Interview with Asian Cha’s Tammy Ho Lai-Ming

tammy-ho-lai-ming
Cha: An Asian Literary Journal editor Tammy Ho interviewed in MonkeyBicycle:

Cha is the first Hong Kong-based online literary journal, and it has published many local and expat writers and artists, introducing them to the world’s literary scene. We also act as a general connecting point between writers in the West and writers in Asia, although I must say this distinction, ‘writers in the West and writers in Asia,’ is not in fact that useful and may soon be obsolete, as people, ideas, customs and habits circulate all over the world in an ever more efficient fashion. Of course, sometimes writers in the West may find themselves becoming writers in Asia, and vice versa, either through psychological affiliations or physical journeys.

Over the last six years, we have introduced a number of features that make the journal special. For example, each issue is guest edited by one or two former contributors, who read the submissions with Jeff Zroback (my co-editor) and I, and who help us make the final editorial decisions. This gives each issue a different flavor and tone and fosters a sense of community: the fact that past contributors are happy to return to work with us as guest editors tells us that they like the journal enough to want to continue a relationship with it. This is very heartening.

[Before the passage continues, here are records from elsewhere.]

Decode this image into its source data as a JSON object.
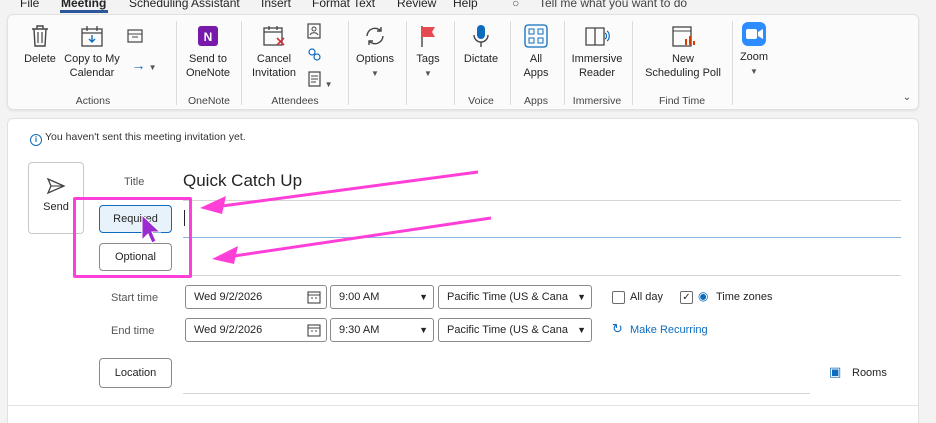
{
  "menu": {
    "items": [
      "File",
      "Meeting",
      "Scheduling Assistant",
      "Insert",
      "Format Text",
      "Review",
      "Help"
    ],
    "tell_me": "Tell me what you want to do"
  },
  "ribbon": {
    "delete": "Delete",
    "copy_calendar": [
      "Copy to My",
      "Calendar"
    ],
    "actions_group": "Actions",
    "send_onenote": [
      "Send to",
      "OneNote"
    ],
    "onenote_group": "OneNote",
    "cancel_invitation": [
      "Cancel",
      "Invitation"
    ],
    "attendees_group": "Attendees",
    "options": "Options",
    "tags": "Tags",
    "dictate": "Dictate",
    "voice_group": "Voice",
    "all_apps": [
      "All",
      "Apps"
    ],
    "apps_group": "Apps",
    "immersive_reader": [
      "Immersive",
      "Reader"
    ],
    "immersive_group": "Immersive",
    "new_poll": [
      "New",
      "Scheduling Poll"
    ],
    "find_time_group": "Find Time",
    "zoom": "Zoom"
  },
  "form": {
    "info": "You haven't sent this meeting invitation yet.",
    "send": "Send",
    "title_label": "Title",
    "title_value": "Quick Catch Up",
    "required": "Required",
    "optional": "Optional",
    "start_label": "Start time",
    "end_label": "End time",
    "start_date": "Wed 9/2/2026",
    "start_time": "9:00 AM",
    "end_date": "Wed 9/2/2026",
    "end_time": "9:30 AM",
    "timezone": "Pacific Time (US & Cana",
    "all_day": "All day",
    "time_zones": "Time zones",
    "make_recurring": "Make Recurring",
    "location": "Location",
    "rooms": "Rooms"
  },
  "colors": {
    "annotation": "#ff3fd7",
    "accent": "#0f6cbd",
    "onenote": "#7719aa",
    "zoom": "#2d8cff"
  }
}
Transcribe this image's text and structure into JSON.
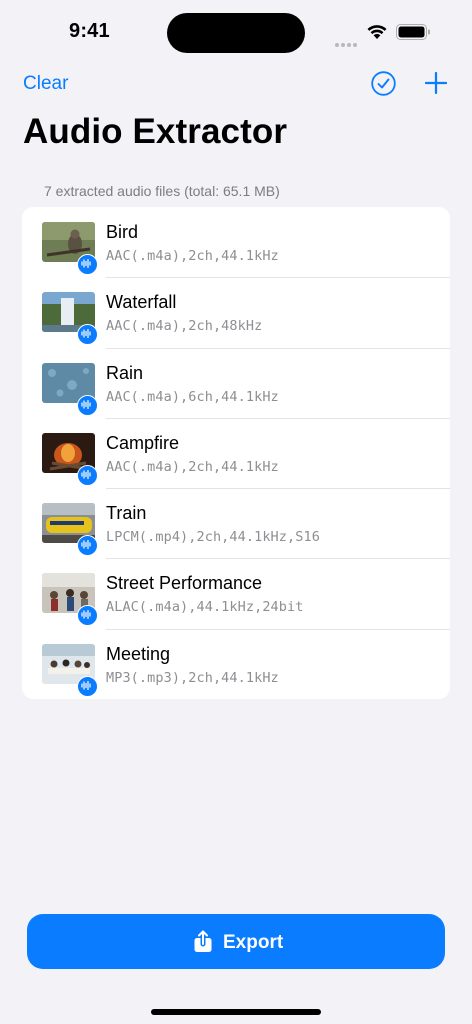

We also hold contests (poetry, flash fiction, critiques) whenever a patron is interested in funding one. We are also in a very good position to publish special issues such as “The China Issue” (July 2011) and “The Ancient Asia Issue” (December 2013), which I hope are useful resources for those who are particularly interested in Asian-themed literature written in or translated into English.

Click the image above for the full interview.

Call for Submissions–The Ancient Asia Issue of CHA

Cha: An Asian Literary Journal is now accepting submissions for “The Ancient Asia Issue,” an edition of the journal devoted exclusively to work from and about Asia before the mid-nineteenth century.
From the beginning of the twentieth century, ancient Asia has contributed to the rebirth and re-imaginations of modern literatures, not only in English (from Ezra Pound to Gary Snyder) but in other western languages as well (Victor Segalen, Octavio Paz, Bertolt Brecht…). “The Ancient Asia Issue” of Cha seeks to revivify this tradition, featuring translations and original works of poetry, fiction, creative non-fiction, and visual art from and about Ancient Asia, to be published in September 2013. If you have something interesting, opinionated, or fresh to say about the Asian past, we would like to hear from you. Please note that we can only accept submissions in English.
We are pleased to announce that Cha former contributor, translator and scholar Lucas Klein will be joining Cha as guest editor for the issue and read the submissions with co-editors Tammy Ho and Jeff Zroback.
The Reviews section will be devoted exclusively to books related to the theme of the issue. If you have a recent book that you think would be right for review in “The Ancient Asia Issue”, we encourage you to contact our Reviews Editor Eddie Tay at eddie@asiancha.com. Books should be sent to Eddie before the end of May 2013.
If you would like to have work considered for “The Ancient Asia Issue”, please submit by email to submissions@asiancha.com by 20th June, 2013. Please include “The Ancient Asia Issue” in the subject line of the email. Submissions to the issue should conform to our guidelines.